(Beginning of Material for this task)

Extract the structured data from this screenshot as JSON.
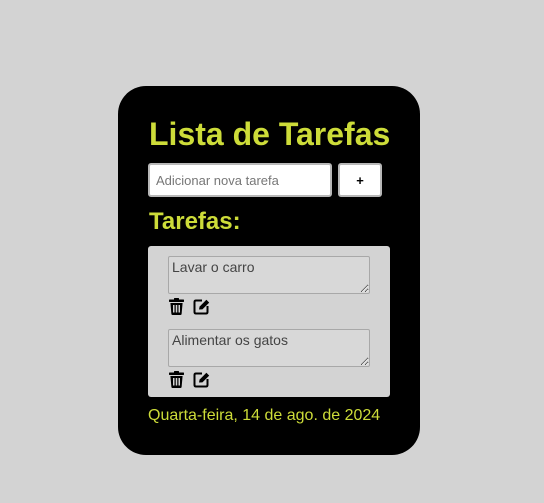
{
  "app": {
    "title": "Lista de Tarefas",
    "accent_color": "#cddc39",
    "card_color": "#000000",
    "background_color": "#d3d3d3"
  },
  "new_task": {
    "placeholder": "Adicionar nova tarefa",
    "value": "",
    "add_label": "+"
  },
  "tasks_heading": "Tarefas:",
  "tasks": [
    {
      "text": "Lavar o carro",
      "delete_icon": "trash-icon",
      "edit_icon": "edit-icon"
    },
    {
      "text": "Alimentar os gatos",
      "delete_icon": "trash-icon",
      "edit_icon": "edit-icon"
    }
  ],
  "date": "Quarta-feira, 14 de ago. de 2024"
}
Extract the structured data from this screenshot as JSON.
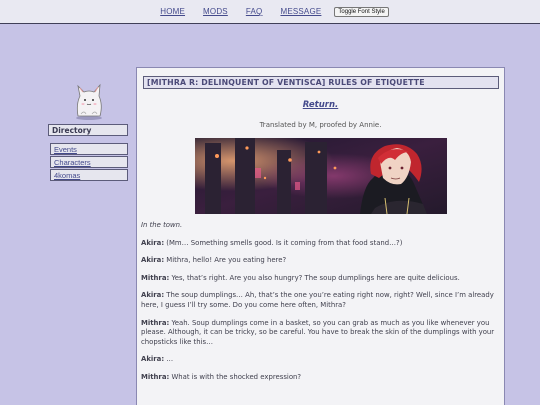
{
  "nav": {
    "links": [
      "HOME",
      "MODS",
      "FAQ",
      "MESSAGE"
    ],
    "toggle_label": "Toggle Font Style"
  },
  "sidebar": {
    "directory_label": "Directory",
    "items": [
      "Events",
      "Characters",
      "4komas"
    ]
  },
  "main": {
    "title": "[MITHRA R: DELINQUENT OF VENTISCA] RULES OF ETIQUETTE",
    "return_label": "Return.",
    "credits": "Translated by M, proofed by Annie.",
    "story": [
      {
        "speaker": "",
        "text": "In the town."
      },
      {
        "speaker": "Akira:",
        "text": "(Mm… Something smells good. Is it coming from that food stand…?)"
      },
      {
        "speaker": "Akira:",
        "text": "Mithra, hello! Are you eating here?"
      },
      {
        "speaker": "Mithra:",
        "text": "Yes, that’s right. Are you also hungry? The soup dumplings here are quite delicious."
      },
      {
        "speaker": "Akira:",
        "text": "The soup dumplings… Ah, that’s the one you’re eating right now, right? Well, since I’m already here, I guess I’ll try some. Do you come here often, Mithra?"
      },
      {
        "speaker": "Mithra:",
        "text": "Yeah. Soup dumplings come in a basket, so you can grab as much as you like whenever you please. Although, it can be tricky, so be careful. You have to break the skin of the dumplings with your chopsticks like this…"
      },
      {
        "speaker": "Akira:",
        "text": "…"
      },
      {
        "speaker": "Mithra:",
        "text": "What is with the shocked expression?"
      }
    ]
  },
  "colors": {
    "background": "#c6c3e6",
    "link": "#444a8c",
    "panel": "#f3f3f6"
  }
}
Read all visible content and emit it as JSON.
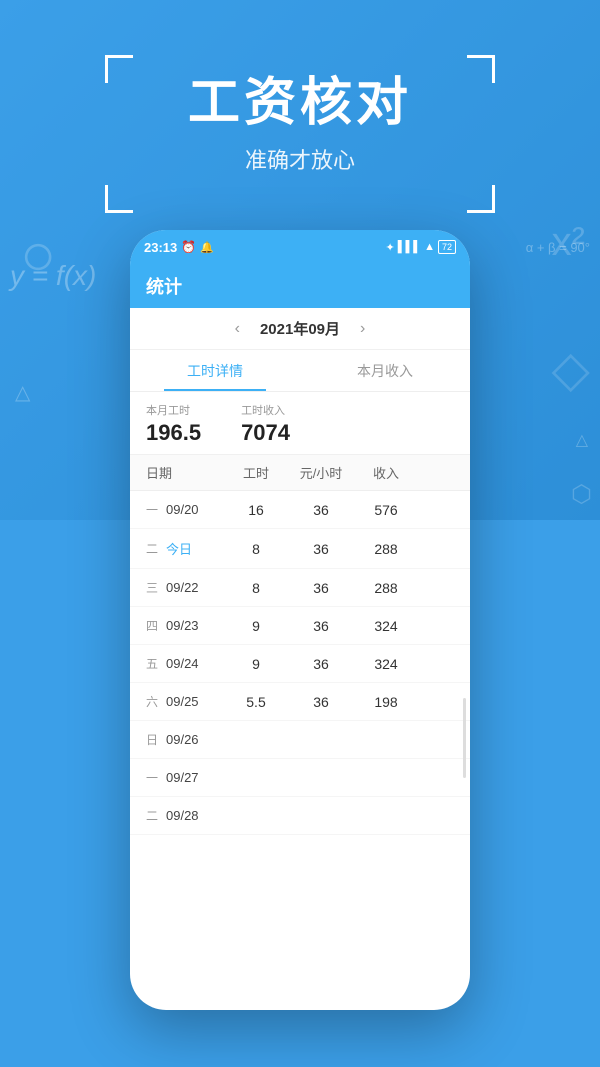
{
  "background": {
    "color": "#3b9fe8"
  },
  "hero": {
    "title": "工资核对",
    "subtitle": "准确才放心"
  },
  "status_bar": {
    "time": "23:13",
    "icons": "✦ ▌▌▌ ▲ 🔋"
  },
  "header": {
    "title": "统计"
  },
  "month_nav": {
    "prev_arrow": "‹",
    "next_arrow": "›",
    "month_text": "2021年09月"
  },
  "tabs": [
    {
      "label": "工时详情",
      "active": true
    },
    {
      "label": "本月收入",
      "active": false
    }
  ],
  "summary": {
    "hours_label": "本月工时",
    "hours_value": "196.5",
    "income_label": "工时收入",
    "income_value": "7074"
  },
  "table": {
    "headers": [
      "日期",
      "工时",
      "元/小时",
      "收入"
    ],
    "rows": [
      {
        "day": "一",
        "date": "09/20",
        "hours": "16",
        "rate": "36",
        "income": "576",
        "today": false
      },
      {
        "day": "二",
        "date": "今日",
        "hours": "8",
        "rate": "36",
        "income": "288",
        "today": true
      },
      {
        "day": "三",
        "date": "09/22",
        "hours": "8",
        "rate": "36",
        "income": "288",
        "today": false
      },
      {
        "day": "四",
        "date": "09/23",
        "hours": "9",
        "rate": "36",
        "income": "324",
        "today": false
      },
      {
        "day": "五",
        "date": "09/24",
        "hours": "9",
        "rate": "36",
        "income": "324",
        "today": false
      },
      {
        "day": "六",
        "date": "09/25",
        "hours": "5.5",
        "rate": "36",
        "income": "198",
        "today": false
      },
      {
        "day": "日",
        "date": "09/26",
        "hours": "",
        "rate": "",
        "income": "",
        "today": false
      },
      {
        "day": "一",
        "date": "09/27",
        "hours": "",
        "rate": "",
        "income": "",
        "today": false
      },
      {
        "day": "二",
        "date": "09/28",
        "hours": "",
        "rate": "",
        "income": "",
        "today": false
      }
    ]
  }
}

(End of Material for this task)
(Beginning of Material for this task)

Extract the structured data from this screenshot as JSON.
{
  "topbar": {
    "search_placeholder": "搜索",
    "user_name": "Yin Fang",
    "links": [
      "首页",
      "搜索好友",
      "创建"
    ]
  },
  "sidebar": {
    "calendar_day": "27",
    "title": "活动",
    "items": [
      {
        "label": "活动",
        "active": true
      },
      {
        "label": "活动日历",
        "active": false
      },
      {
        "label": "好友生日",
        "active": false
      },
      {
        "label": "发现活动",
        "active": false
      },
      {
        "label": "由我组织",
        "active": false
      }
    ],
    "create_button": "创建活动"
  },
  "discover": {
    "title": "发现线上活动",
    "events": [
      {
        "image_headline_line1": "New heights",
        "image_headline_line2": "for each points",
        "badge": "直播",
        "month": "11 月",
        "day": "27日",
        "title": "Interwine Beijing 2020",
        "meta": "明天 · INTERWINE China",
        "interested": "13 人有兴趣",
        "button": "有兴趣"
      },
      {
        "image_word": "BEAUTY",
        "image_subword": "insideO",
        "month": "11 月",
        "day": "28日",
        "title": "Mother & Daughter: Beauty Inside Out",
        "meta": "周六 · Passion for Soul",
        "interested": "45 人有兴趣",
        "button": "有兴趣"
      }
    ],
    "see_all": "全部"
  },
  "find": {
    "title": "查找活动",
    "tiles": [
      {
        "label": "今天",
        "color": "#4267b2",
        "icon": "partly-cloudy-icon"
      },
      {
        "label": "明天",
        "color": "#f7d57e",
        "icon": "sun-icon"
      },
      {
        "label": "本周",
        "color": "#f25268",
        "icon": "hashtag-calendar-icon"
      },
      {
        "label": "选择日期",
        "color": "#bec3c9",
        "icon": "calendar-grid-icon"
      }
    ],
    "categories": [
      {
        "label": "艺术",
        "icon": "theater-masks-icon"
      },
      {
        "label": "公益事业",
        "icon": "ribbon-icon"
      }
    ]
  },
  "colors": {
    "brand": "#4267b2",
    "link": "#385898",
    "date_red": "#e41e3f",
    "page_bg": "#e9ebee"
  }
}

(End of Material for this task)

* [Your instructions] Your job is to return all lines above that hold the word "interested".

* [Task response]
        "interested": "13 人有兴趣",
        "interested": "45 人有兴趣",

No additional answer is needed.